By Jessica Stillman (Editor, Women 2.0)
Startups often generate innovation, cool products and exciting jobs. Very occasionally they also mint billionaires. When the vast majority of founders are men it follows that the vast majority of super rich founders will also be men. More female founders will create, eventually and sporadically, more female billionaires.
Will they super wealthy women dispose of their fortunes the same way as men or will they change the practice of philanthropy?
That’s the question explored on Fast Company last week by Anya Kamenetz in light of Spanx founder Sara Blakely’s decision to sign The Giving Pledge, promising to give away at least half her fortune, and the increasingly public profile of the philanthropic work of Steve Jobs’ widow Laurene Powell Jobs. Kamenetz writes:
In big philanthropy, as in politics or business, it’s worth asking how or whether having women calling the shots will make a difference in the way things are done. As we’ve seen in our coverage of the League of Extraordinary Women, women seem to stand out for their personal involvement with the causes they support and especially for their commitment to women’s and girls’ economic development.
Feminist philanthropy is not special treatment. Besides the moral imperative to combat widespread violence and exploitation, there’s strong empirical evidence to support the strategy of aiding an entire economy by educating and empowering the female members.
But does the tendency to make giving personal really make for the most effective giving? Or does it cut against the grain of impact analysis and bottom-line-driven accountability?
After citing examples of giving gone wrong from celebrity women like Oprah and Madonna, Kamenetz concludes, “one hopes that Powell Jobs, Blakely, and future women who ascend to positions of real power in the nonprofit world will follow the same tendencies that make women, statistically, better investors than men: a lack of overconfidence, a desire for self-control and financial discipline that stops them from chasing a risky market.” Check out the complete post for much more detail.
Women 2.0 readers: Do you think women tend to have a different approach to philanthropy?

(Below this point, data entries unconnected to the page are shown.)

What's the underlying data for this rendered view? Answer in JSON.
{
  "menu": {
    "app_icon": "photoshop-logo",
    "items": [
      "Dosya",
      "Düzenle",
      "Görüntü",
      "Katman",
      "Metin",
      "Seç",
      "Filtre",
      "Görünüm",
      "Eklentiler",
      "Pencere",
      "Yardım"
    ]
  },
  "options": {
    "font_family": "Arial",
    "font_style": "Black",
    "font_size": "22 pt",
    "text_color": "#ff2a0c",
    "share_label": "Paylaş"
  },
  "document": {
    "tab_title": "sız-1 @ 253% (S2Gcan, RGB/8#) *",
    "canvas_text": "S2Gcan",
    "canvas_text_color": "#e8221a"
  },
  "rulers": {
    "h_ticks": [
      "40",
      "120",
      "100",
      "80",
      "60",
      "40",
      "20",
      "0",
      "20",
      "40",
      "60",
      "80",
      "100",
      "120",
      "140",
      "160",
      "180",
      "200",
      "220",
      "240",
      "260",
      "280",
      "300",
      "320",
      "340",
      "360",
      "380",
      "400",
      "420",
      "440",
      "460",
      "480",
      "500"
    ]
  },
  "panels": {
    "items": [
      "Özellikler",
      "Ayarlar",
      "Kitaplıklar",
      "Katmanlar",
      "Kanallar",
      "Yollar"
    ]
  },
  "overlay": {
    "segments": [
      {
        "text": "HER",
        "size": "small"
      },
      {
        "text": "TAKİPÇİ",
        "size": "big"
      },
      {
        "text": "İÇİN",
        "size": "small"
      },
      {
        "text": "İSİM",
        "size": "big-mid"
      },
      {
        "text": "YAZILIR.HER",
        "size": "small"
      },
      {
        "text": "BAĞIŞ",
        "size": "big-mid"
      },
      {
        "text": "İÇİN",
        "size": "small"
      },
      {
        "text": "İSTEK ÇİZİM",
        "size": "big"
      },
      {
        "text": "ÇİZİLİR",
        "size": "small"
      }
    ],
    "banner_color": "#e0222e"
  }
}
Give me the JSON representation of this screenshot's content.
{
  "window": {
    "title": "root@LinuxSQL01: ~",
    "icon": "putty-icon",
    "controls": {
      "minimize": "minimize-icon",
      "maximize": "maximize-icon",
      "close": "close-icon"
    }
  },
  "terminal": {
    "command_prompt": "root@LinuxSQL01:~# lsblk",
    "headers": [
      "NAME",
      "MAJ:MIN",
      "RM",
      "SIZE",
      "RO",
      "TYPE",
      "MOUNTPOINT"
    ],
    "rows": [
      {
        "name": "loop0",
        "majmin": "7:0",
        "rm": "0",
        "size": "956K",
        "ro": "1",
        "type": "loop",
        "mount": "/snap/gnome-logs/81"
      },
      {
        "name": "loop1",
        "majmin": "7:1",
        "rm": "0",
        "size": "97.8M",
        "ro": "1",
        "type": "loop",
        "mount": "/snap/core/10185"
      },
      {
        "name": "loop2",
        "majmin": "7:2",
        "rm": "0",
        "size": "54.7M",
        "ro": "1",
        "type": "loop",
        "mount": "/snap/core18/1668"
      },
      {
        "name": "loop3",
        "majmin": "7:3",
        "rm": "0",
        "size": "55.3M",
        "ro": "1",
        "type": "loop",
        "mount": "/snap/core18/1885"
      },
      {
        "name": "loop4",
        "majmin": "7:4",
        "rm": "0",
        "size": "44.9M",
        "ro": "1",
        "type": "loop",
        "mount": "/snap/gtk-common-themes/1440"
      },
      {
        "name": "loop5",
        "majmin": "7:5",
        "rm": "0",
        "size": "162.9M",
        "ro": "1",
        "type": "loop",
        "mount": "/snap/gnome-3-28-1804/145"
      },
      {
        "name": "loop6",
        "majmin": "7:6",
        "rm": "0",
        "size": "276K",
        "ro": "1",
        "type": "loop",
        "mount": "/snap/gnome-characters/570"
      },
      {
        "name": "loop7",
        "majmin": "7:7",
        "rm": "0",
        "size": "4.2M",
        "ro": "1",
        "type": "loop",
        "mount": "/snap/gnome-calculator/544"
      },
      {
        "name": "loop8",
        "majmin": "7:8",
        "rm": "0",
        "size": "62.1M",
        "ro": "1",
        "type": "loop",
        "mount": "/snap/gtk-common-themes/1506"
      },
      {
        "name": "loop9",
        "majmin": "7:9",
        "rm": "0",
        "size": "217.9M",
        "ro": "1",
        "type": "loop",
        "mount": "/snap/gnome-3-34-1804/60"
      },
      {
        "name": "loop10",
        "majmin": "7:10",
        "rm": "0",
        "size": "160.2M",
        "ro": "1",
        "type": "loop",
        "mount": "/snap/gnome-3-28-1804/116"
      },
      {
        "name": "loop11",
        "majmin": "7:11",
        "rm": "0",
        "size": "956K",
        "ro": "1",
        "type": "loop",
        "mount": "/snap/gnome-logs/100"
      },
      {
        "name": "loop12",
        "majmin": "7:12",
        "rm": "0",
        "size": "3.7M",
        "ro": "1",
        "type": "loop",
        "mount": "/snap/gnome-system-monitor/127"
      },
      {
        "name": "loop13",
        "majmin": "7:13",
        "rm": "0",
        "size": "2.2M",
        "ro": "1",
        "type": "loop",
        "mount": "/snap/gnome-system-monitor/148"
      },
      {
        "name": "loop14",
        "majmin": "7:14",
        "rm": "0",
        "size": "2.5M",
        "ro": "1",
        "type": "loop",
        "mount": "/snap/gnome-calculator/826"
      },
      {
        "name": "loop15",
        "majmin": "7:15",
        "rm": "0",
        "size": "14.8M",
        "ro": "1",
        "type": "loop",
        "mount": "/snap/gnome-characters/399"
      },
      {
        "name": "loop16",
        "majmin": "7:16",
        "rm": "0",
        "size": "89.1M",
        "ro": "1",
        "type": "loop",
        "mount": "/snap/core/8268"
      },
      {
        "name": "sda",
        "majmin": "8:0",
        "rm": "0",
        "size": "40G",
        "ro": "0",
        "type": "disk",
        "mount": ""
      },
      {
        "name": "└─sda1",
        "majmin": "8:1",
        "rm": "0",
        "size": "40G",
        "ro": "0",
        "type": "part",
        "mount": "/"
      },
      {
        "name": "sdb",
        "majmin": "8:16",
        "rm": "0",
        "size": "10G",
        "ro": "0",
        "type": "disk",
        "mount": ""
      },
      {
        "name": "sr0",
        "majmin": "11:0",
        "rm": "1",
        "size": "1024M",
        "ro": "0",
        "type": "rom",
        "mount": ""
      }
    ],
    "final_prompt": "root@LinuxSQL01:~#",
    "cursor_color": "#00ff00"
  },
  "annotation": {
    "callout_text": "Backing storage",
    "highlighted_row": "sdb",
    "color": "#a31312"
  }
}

Jessica Stillman is an editor at Women 2.0 and a freelance writer with interests in unconventional career paths, generational differences, and the future of work. She writes a daily column for Inc.com and has blogged for CBS MoneyWatch, GigaOM and Brazen Careerist, among others. Follow her on Twitter at @entrylevelrebel.
Photo credit: David Shankbone.